New studies are showing young people are in mental health “crisis” due to the COVID-19 pandemic, and Coastside students aren’t immune.
The Centers for Disease Control and Prevention found last month that one in four young adults seriously considered suicide over the summer and recommends parents talk to their kids about the COVID-19 outbreak to help reduce stress.
Cunha Intermediate School Counselor Janice Lee said the response to remote learning she’s seen from her students has been mixed. Some reacted positively to the new structure, taking on responsibilities and leadership roles with more comfort. But others — mostly those who were already struggling at school — are now falling off the radar without daily check-ins and in-person monitoring from staff.
“Without those interactions, we’re seeing a bigger dip in the kids we’re already concerned about,” Lee said.
Lee said students are struggling for a variety of reasons. Some are stressed out by the new formats and platforms remote schooling has introduced. Others who lack efficient technology, aren’t fully fluent in English or whose parents have to work while they complete school at home are struggling, too. Still others have voiced fears about the recent wildfires and feelings of isolation without regular social activities.
Sea Crest School seventh-grade student Sophia Nielsen said she’s gotten more nervous since the start of the pandemic because she worries about the health of her family. For eighth-grader Uma Krpata, school has gotten more stressful and her relationship with her family that has suffered.
“I argue with my mom every single day all the time,” Krpata said. “It’s starting to become a normal thing. I don’t think that’s healthy.”
Experts from Johns Hopkins Bloomberg School of Public Health suggested limiting social media use and to actively reach out to friends and family to build connections, to talk to someone everyday and to get enough food, exercise and sleep. They agree that younger people are experiencing more dramatic changes to their lives and aren’t equipped with the coping skills to handle it.

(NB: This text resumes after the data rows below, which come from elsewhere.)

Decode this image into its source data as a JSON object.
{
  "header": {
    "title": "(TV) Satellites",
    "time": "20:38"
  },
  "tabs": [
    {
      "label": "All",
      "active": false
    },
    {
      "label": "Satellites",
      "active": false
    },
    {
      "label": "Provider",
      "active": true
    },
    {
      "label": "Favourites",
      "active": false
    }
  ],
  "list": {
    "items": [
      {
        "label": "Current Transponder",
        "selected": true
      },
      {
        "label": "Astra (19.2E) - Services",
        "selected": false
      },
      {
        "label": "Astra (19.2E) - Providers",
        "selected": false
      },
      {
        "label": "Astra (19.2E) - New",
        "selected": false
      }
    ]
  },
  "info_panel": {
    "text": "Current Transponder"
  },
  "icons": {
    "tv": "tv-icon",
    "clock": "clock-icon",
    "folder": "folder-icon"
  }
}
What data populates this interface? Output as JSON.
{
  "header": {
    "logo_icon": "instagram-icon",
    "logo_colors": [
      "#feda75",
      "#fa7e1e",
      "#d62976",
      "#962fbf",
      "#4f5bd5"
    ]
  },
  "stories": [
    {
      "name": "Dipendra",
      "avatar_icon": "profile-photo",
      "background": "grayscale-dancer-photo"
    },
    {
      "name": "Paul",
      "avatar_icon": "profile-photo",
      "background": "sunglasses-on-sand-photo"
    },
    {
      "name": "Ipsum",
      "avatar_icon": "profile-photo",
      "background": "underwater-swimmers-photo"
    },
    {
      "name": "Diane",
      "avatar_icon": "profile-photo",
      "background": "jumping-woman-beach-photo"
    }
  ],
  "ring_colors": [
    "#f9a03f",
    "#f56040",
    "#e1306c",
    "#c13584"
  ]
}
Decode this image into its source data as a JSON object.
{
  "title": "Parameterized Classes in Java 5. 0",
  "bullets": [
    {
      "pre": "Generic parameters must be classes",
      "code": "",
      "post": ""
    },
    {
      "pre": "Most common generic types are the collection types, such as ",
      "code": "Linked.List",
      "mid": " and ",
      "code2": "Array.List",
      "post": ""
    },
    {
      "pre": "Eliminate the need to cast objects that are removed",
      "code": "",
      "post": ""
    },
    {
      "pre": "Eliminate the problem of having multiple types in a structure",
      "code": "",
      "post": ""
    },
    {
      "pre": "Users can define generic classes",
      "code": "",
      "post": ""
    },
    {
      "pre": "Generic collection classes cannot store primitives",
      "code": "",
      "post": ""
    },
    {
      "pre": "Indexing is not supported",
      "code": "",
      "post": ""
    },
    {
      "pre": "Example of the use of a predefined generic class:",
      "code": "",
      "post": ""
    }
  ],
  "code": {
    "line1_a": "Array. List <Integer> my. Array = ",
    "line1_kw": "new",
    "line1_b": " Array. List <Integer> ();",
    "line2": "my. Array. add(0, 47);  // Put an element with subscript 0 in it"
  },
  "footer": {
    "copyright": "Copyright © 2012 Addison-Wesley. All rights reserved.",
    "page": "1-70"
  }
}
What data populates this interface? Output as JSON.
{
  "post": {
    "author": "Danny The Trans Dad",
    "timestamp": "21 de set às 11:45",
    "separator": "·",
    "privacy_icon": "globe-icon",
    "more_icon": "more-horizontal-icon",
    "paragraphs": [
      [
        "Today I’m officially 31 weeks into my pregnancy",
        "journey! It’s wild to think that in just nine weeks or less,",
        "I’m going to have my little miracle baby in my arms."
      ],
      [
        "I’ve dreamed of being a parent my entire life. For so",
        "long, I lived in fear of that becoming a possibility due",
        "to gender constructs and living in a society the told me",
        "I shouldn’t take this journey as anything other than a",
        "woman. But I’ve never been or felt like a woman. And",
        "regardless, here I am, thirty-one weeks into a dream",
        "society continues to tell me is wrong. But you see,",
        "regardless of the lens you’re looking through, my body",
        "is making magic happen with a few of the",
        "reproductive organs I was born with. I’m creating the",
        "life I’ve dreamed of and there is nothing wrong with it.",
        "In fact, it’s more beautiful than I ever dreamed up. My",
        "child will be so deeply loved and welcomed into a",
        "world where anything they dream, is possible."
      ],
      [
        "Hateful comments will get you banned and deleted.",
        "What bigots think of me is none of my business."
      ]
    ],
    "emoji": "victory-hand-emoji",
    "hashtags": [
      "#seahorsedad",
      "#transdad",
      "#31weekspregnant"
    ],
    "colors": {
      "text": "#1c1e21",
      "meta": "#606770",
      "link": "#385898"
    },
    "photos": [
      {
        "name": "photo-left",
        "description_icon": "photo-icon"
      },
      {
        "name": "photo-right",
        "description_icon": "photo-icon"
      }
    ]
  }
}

“The changes to their everyday life have been so profound,” said Associate Dean for Education Elizabeth Stuart.
To cope, eighth-grader Sianna Kiebler goes on walks. She said her relationship with her parents has actually improved during the pandemic now that they’ve improved their communication, and she has less homework with the new schedule. But Kiebler has noticed changes in her friends, that her social media use is way up, and said boredom has made her excitement for small things much more pronounced.
Sea Crest School’s Dean of Students and Director of Athletics Katie Moore said that she’s adapting her teaching in response to her concerns about her students’ emotional well-being and the long-term effects of the pandemic on their mental health.
“I changed my entire curriculum to focus on social-emotional learning,” Moore said.
Moore said she launched the “what’s behind my mask” social hour to check in with her students and to give them free space to be social with one another. All three of the Sea Crest students agreed that their open Friday schedule, which sets aside one hour for wellness, one hour to learn about topics outside the normal curriculum, and an hourlong community share-out, helps them get organized and forces them to carve out time to take care of their mental health.
Moore said fostering open conversation is especially important during the middle school years, when kids learn critical social skills — and today, during the pandemic, when the rules of conversations have changed.
“It’s weird now because a lot of our conversations are on screen,” Moore said. “I really want to help the kids with their transition when they do have to have face to face conversations.”
At Cunha, Lee said counselors have been joining classes and meeting with students privately during the afternoons to offer support. She said the school is also focusing on community-building activities like virtual spirit days, and teachers are working twice as hard to create a fun and supportive learning environment for their students. Counselors are also continuing to host an hourlong virtual “lunch bunch” every other week for students purely to socialize together.
But staff’s ability to see the signs of mental health issues is stymied by being entirely remote, Lee said. And when it comes to mental health, relying on students to advocate for themselves and ask for help doesn’t always work.
“My biggest concern now is we need them to be a little more proactive in reaching out, which is really hard for this age,” Lee said. “And when you're not in a good place, that's 100 percent harder to do.”